According to the American Association of Colleges of Nursing, the United States is projected to experience a shortage of Registered Nurses (RNs) as Baby Boomers age and the need for healthcare grows. As the World Health Organization’s proclaimed “International Year of the Nurse and Midwife” comes to an end, their “State of the World’s Nursing 2020” report projects a shortfall of 5.7 million nurses globally unless nations increase funding to educate and employ more nurses.
A report by researchers at Georgetown University projects that North Carolina is slated to have one of the worst nurse shortages in the country, with nearly 13,000 nurses needed by 2025.
WGU’s College of Health Professions is accredited by the Commission on Collegiate Nursing Education and has produced more than 51,000 graduates nationwide, including 1,751 who live in North Carolina. As of December, 681 North Carolinians are enrolled in WGU’s undergraduate nursing programs, and 326 are enrolled in master’s degree nursing programs.

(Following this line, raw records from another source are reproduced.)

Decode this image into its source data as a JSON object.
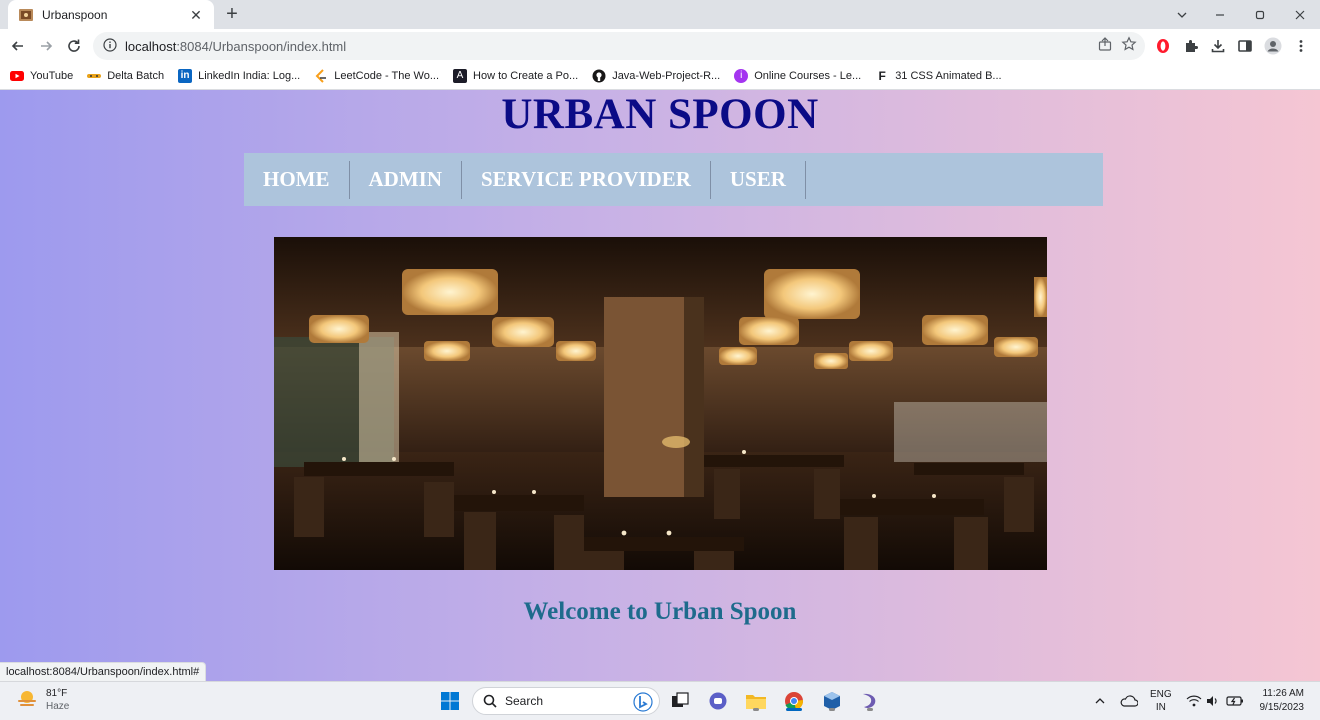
{
  "browser": {
    "tab_title": "Urbanspoon",
    "url_host": "localhost",
    "url_rest": ":8084/Urbanspoon/index.html",
    "bookmarks": [
      {
        "label": "YouTube",
        "icon": "youtube-icon",
        "color": "#ff0000"
      },
      {
        "label": "Delta Batch",
        "icon": "delta-icon",
        "color": "#e8a21a"
      },
      {
        "label": "LinkedIn India: Log...",
        "icon": "linkedin-icon",
        "color": "#0a66c2"
      },
      {
        "label": "LeetCode - The Wo...",
        "icon": "leetcode-icon",
        "color": "#f89f1b"
      },
      {
        "label": "How to Create a Po...",
        "icon": "code-icon",
        "color": "#1c1c28"
      },
      {
        "label": "Java-Web-Project-R...",
        "icon": "github-icon",
        "color": "#181717"
      },
      {
        "label": "Online Courses - Le...",
        "icon": "courses-icon",
        "color": "#a435f0"
      },
      {
        "label": "31 CSS Animated B...",
        "icon": "css-icon",
        "color": "#202124"
      }
    ],
    "status_url": "localhost:8084/Urbanspoon/index.html#"
  },
  "site": {
    "title": "URBAN SPOON",
    "nav": [
      "HOME",
      "ADMIN",
      "SERVICE PROVIDER",
      "USER"
    ],
    "welcome": "Welcome to Urban Spoon",
    "title_color": "#0b0b86",
    "welcome_color": "#1e6b8c",
    "nav_bg": "#adc4dc"
  },
  "taskbar": {
    "weather_temp": "81°F",
    "weather_desc": "Haze",
    "search_label": "Search",
    "lang_top": "ENG",
    "lang_bottom": "IN",
    "time": "11:26 AM",
    "date": "9/15/2023"
  }
}
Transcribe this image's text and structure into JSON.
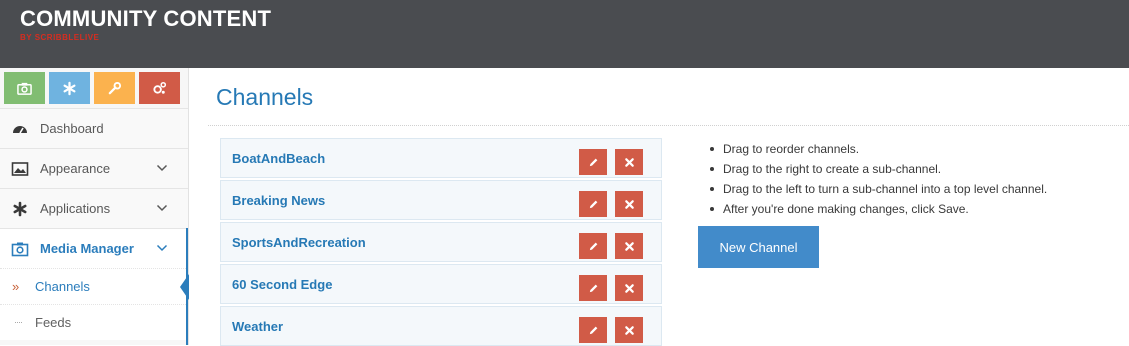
{
  "header": {
    "brand": "COMMUNITY CONTENT",
    "brand_sub": "BY SCRIBBLELIVE"
  },
  "sidebar": {
    "shortcut_buttons": [
      {
        "icon": "camera-icon",
        "color": "#81bd72"
      },
      {
        "icon": "asterisk-icon",
        "color": "#6fb3e0"
      },
      {
        "icon": "wrench-icon",
        "color": "#fbb24e"
      },
      {
        "icon": "cogs-icon",
        "color": "#d15b47"
      }
    ],
    "nav": [
      {
        "label": "Dashboard",
        "icon": "dashboard-icon"
      },
      {
        "label": "Appearance",
        "icon": "image-icon"
      },
      {
        "label": "Applications",
        "icon": "asterisk-icon"
      },
      {
        "label": "Media Manager",
        "icon": "camera-icon"
      }
    ],
    "sub_nav": [
      {
        "label": "Channels",
        "current": true
      },
      {
        "label": "Feeds",
        "current": false
      }
    ]
  },
  "main": {
    "title": "Channels",
    "channels": [
      {
        "name": "BoatAndBeach"
      },
      {
        "name": "Breaking News"
      },
      {
        "name": "SportsAndRecreation"
      },
      {
        "name": "60 Second Edge"
      },
      {
        "name": "Weather"
      }
    ],
    "help": [
      "Drag to reorder channels.",
      "Drag to the right to create a sub-channel.",
      "Drag to the left to turn a sub-channel into a top level channel.",
      "After you're done making changes, click Save."
    ],
    "new_channel_label": "New Channel"
  },
  "colors": {
    "header_bg": "#4a4c50",
    "accent_blue": "#2679b5",
    "danger": "#d15b47",
    "primary_button": "#428bca"
  }
}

WGU nursing students pass the National Council Licensure Examination (NCLEX) at a rate of 97%, compared with the national average of 91%.
Nursing degree programs.
The College currently offers three bachelor’s degrees: Nursing (RN-to-BSN), Health Services Coordination, and Health Information Management. Additionally, WGU’s College of Business offers a Bachelor of Science degree in Healthcare Management.
The College also RN-to-MSN and BSN-to-MSN programs in the following fields: Nursing-Education, Nursing - Nursing Informatics, and Nursing – Leadership and Management. Additional master’s degree programs offered by WGU include Master of Health Leadership, and Family Nurse Practitioners – M.S. Nursing, as well as an MBA in Health Management offered by the College of Business.
The healthcare sector has not been immune to job cuts due to the COVID-19 pandemic, but experts predict that many jobs, such as administrators and registered nurses in certain specialties, will return after the pandemic has passed. Certain healthcare practices and procedures might change (e.g., more telemedicine appointments and fewer in-person visits), prompting many nurses preparing to enter the workforce to become more proficient with technology.
Diversity in nursing.
WGU is committed to promoting diversity in the nursing profession. A study by the U.S. Department of Health and Human Services found that patients of diverse backgrounds had better outcomes with registered nurses of their own race or ethnicity. In a 2017 report, the National Council of State Boards of Nursing found that minorities are under-represented in the nursing field when compared to the general population.
WGU is addressing the issue of diversity in nursing through a commitment to better serving minority populations, a robust scholarship program, and a continued focus on competency-based education, which allows students to study on their own schedule and receive credit for their past education and experience.
“We’ve started analyzing student outcomes to see where inequities exist,” said Dr. Jan Jones-Schenk, Senior Vice President of the College of Health Professions. “We’ve taken some early steps by asking our students, faculty, and alumni to raise visibility on unjust or questionable practices in teaching and learning. All of these steps are entirely insufficient, but they are a start.”